Q. May these procedures be performed as well as reimbursed in an ambulatory surgery center?
A. Yes, these procedures may be performed in an ASC or outpatient hospital department. Facility reimbursement exists for both procedures in both settings.
Q. If our claim is denied do we have any recourse?
A. Yes. You can appeal a denial as long as the medical record is complete and compelling. You can improve your chances of overcoming any denial if you document the reason(s) for the surgery in the medical record, including the patient’s complaint(s) and prognosis.
If you are concerned that Medi-care will consider the surgery to be medically unnecessary and therefore noncovered, you may want to obtain an Advance Beneficiary Notice of Noncoverage before surgery. Explain to the patient why Medicare will likely deny the claim. Prior to surgery, ask the patient to assume financial responsibility for the charge and secure the patient’s signature on an ABN. You may collect your fee from the patient at the time of service or wait for a Medicare denial. If both the patient and Medicare pay, promptly refund the patient or show why Medicare paid in error.
Q. How often are these surgeries filed to Medicare?
A. Medicare data does not differentiate procedures performed by their diagnosis, so the available relevant data also includes lens exchanges and secondary IOLs performed for indications other than anisometropia. The most recent data published by CMS indicates that in 2009, 66985 was submitted and paid approximately 5,000 times. The 66986 code was submitted and paid approximately 5,700 times. This is a 4-percent increase from the 2008 data for the lens exchange.
Q. What are the options for pseudophakic patients who desire an improvement in accommodation?
A. For patients with adequate distance vision who desire improved near vision, a low-diopter IOL implanted as a piggyback lens is an option.
The procedure would be considered refractive surgery, and would not be covered by Medicare; therefore the beneficiary must agree to pay for the procedure and any associated services. The revised ABN or a Notice of Exclusion from Medicare Benefits serves this purpose. The facility and surgeon should each execute a waiver form as well.
Q. If the patient is paying for a refractive procedure, are we required to file a claim with Medicare?

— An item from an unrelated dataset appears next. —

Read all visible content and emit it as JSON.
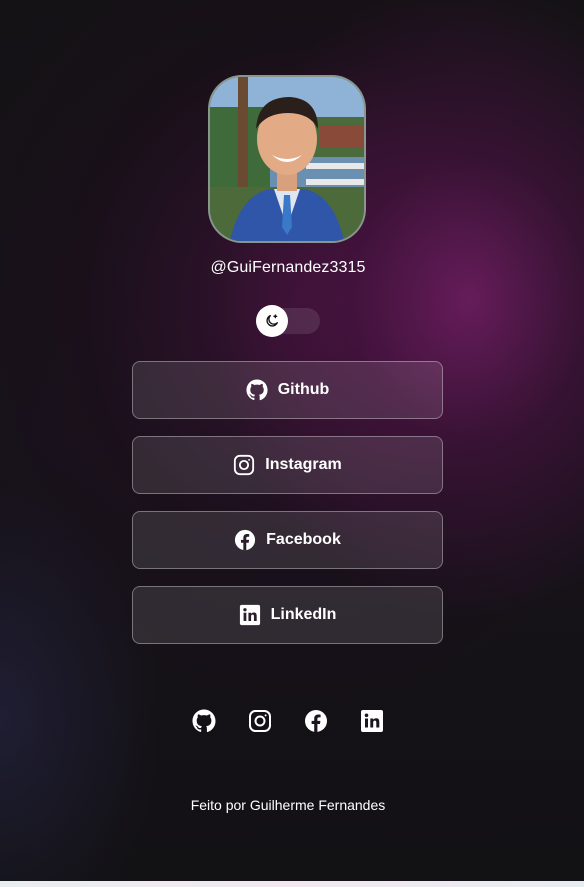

A. No. Medicare rules dictate that a claim needs to be submitted for cosmetic procedures (including refractive surgery) only if the patient requests it. Since cosmetic surgery is statutorily non-covered by Medicare, you would include the modifier -GY (noncovered by statute) on the claim.
Q. When the procedure is considered refractive, are the fees limited to Medicare’s allowable or limiting charges?
A. No. Pricing for refractive surgery is a private matter between the surgeon and the patient, and between the facility and the patient. You may collect any amount that is agreeable to both parties.
Q. If the surgeon owns the ASC, must we segregate the ASC charges from the professional charges?
A. Yes. Each entity (i.e., clinic and facility) should file its own claim, even if owned by the same person or corporation. Medicare separates the clinic and the ASC by unique identification numbers. Contracts with other payers are discrete. Funds should not be comingled.
Q. What are the 2011 Medicare reimbursement rates for these procedures?
A. In 2011, the national Medicare Physician Fee Schedule allowable for 66986, lens exchange, is $823.45. For the ASC the amount is $927.29, and for the HOPD it is $1,637.15. The national Medicare physician fee schedule allowance for 66985, secondary IOL, is $687.77. For the ASC, the amount is $927.29, and for the HOPD it is $1,637.15. These amounts are adjusted by local wage indices. The ASC and HOPD amounts include payment for the IOL.
Ms. McCune is vice president of the Corcoran Consulting Group. Contact her at DMcCune@corcoranccg.com .